Gonda police station in Ranchi on Monday. (Hardeep Singh)
Call it the mystery of the vanished Bal Mitra Thana.
The first child-friendly police station in Jharkhand that debuted in Gonda, near the chief minister’s Kanke residence, on November 26 last year, has stopped functioning from August this year.
There were clues aplenty to show that everything was amiss. First, the signboard showing the way to the special thana was missing. The office of the thana in-charge was locked.
Then, came the clincher.
Sugar Kandulna, ace hockey player and sub-inspector, who had been appointed as the in-charge of this Bal Mitra Thana for juvenile offenders, was transferred in August.
Since then, the post of in-charge is vacant and the thana — where policemen wore plain clothes and did not handcuff children or put them behind bars — is defunct.
When The Telegraph sought an explanation, officer in charge of Gonda police station Raj Kapoor hastily said: “The Jagannathpur Bal Mitra Thana (the second special police station) is functional.”
That didn’t answer the question of why the Bal Mitra Thana in Gonda was felled by neglect. After all, it had enjoyed a hi-profile launch by additional director general of police (crime investigation) Asha Sinha at the behest of then deputy inspector general of South Chotanagpur Sampat Meena.
Ranchi SSP Saket Kumar Singh, present during the launch, cobbled up a defence.

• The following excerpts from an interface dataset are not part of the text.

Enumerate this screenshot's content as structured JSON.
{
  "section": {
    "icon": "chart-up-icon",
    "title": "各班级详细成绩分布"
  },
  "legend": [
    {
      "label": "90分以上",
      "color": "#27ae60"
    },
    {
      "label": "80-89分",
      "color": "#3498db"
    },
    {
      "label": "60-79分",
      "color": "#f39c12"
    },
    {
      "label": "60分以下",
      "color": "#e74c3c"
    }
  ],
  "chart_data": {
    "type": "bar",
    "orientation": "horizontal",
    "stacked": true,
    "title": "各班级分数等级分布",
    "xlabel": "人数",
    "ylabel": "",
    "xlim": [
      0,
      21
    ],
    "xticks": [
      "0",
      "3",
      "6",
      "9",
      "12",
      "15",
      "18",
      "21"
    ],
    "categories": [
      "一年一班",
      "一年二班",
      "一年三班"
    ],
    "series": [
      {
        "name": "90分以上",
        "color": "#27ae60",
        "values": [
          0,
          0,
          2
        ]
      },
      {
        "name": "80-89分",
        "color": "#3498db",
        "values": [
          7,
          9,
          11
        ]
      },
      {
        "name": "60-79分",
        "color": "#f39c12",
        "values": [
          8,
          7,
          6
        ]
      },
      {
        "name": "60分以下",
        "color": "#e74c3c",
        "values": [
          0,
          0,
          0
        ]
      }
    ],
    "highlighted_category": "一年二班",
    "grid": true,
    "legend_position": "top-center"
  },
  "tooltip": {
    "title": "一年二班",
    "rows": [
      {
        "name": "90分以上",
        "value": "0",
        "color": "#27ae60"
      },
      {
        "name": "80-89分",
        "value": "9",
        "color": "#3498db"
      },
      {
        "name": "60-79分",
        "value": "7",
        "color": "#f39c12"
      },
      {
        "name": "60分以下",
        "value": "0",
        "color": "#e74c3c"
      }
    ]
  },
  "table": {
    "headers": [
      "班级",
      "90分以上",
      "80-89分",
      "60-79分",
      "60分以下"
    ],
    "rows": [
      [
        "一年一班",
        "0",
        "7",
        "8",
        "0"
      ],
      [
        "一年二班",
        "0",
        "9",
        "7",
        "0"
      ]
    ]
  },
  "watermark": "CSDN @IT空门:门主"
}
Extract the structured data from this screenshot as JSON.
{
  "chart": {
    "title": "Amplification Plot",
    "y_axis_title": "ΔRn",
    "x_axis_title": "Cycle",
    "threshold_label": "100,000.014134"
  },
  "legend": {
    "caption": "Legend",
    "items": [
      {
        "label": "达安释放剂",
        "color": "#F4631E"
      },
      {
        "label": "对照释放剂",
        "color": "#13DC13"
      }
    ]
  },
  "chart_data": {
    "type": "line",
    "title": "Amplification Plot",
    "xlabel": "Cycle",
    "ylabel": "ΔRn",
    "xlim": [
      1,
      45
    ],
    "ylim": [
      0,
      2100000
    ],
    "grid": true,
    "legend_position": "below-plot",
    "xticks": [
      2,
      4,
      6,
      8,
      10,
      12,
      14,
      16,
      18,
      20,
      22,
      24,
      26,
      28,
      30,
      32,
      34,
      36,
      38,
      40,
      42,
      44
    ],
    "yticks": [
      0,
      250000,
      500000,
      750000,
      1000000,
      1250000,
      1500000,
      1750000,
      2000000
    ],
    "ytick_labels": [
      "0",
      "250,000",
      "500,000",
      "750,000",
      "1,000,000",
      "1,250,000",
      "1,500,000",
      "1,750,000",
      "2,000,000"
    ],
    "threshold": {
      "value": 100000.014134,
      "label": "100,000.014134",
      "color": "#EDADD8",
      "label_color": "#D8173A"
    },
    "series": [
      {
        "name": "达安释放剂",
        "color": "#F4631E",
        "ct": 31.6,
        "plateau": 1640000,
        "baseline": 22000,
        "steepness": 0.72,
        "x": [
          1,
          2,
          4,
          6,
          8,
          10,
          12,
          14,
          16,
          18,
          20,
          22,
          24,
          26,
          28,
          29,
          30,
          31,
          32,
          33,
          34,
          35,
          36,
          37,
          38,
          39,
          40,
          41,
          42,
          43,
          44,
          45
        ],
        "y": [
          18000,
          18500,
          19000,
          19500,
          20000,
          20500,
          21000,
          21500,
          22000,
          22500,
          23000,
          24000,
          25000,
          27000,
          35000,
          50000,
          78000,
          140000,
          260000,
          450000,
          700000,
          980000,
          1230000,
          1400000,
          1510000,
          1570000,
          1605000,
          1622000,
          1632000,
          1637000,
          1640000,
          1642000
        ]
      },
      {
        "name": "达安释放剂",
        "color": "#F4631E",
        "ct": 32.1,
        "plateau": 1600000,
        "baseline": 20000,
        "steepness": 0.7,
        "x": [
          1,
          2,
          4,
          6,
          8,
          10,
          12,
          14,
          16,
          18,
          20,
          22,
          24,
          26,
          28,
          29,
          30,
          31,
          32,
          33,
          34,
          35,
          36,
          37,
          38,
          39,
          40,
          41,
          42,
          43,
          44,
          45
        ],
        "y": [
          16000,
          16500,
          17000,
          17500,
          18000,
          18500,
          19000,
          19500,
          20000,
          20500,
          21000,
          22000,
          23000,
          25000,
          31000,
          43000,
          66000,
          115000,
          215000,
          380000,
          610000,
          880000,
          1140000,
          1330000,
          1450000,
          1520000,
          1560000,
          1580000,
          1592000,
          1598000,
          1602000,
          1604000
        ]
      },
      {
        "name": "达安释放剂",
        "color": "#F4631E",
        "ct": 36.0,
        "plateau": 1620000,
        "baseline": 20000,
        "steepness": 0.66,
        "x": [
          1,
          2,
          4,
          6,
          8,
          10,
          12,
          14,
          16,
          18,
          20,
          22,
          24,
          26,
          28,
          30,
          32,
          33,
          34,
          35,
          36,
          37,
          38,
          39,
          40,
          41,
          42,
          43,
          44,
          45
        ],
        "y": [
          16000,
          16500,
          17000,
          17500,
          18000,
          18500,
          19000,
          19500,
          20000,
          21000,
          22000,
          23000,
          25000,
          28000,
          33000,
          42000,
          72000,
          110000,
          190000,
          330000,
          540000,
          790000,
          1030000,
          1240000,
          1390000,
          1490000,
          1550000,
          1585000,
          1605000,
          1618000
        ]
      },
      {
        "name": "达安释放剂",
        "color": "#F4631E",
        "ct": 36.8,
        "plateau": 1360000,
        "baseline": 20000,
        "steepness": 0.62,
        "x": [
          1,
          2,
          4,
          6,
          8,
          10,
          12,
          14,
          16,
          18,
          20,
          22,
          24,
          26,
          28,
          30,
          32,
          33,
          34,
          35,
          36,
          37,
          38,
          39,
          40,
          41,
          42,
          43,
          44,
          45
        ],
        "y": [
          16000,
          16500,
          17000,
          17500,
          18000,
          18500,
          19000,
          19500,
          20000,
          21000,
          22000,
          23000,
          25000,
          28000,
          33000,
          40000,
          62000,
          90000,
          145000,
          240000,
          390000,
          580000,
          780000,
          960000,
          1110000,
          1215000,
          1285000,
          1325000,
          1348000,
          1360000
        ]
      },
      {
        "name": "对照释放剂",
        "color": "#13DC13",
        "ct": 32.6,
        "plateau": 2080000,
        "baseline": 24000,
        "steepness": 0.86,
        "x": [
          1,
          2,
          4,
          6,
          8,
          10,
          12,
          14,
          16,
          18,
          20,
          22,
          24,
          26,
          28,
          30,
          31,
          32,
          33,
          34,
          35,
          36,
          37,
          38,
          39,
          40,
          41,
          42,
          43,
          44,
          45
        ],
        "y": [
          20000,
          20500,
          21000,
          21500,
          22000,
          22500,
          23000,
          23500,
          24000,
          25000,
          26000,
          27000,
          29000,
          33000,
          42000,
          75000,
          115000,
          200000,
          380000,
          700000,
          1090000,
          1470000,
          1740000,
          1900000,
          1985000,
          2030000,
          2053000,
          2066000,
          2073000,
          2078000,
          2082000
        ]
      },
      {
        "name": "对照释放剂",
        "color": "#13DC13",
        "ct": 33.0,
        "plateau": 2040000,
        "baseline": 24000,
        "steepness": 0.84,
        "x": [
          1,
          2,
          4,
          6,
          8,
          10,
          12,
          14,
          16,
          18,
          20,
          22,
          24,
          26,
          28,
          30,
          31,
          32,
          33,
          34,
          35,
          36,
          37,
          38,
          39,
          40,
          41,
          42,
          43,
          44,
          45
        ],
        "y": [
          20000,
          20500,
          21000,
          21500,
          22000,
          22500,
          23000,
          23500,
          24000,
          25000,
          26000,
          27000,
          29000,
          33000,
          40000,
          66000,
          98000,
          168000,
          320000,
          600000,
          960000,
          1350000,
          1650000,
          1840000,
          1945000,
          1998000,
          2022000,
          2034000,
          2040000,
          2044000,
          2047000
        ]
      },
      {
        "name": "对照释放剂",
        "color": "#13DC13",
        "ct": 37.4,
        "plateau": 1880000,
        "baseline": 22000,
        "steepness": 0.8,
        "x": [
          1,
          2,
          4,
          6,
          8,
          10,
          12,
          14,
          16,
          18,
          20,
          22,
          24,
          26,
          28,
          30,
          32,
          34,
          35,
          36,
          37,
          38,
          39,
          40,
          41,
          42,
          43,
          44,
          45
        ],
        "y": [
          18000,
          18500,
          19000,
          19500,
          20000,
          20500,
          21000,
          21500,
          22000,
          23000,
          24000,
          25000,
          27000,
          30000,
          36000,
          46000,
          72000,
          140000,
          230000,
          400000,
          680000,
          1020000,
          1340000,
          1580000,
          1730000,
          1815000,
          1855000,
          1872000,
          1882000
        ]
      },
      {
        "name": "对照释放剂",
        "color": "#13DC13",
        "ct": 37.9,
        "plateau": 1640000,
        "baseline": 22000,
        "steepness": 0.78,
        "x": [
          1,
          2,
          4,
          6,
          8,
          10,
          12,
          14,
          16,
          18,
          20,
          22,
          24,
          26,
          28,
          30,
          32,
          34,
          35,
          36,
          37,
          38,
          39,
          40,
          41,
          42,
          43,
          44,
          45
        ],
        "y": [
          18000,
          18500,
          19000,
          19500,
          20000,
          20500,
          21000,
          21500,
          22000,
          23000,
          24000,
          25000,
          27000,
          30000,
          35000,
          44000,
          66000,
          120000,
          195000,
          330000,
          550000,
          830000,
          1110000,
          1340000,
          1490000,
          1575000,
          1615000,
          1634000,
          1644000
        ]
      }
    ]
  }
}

“A Bal Mitra Thana isn’t a special police station like a mahila or ST/SC thana where a full-time OC is required. It’s just for creating awareness among police officers about Juvenile Justice (Care and Protection of Children) Act, 2000. As most police officers have been trained to handle cases related to children in conflict with the law sensitively, it is natural that special Bal Mitra police stations will get redundant,” he said.
State Commission for Protection of Child Rights member Sanjay Mishra, also present at the time of the inauguration of Bal Mitra Thana, refused to buy the explanation.
“It’s great that police officers have been sensitively trained. But it does not mean that a Bal Mitra Thana should be closed. Instead, the network of Bal Mitra police stations should be strengthened and given adequate staff strength so that the thanas are the turning point in the lives of these children,” he said.
He added that the thanas were conceptualised to give troubled or wayward minor delinquents a chance to change.
Whether Gonda’s Bal Mitra Thana — hailed as a milestone for juvenile justice — is a casualty thanks to an overdose of sensitivity or just sheer apathy is worthy of a probe.
The mystery of the missing signboard is far easier to solve.
“It was uprooted during the widening of Kanke Road a month ago,” a policeman said.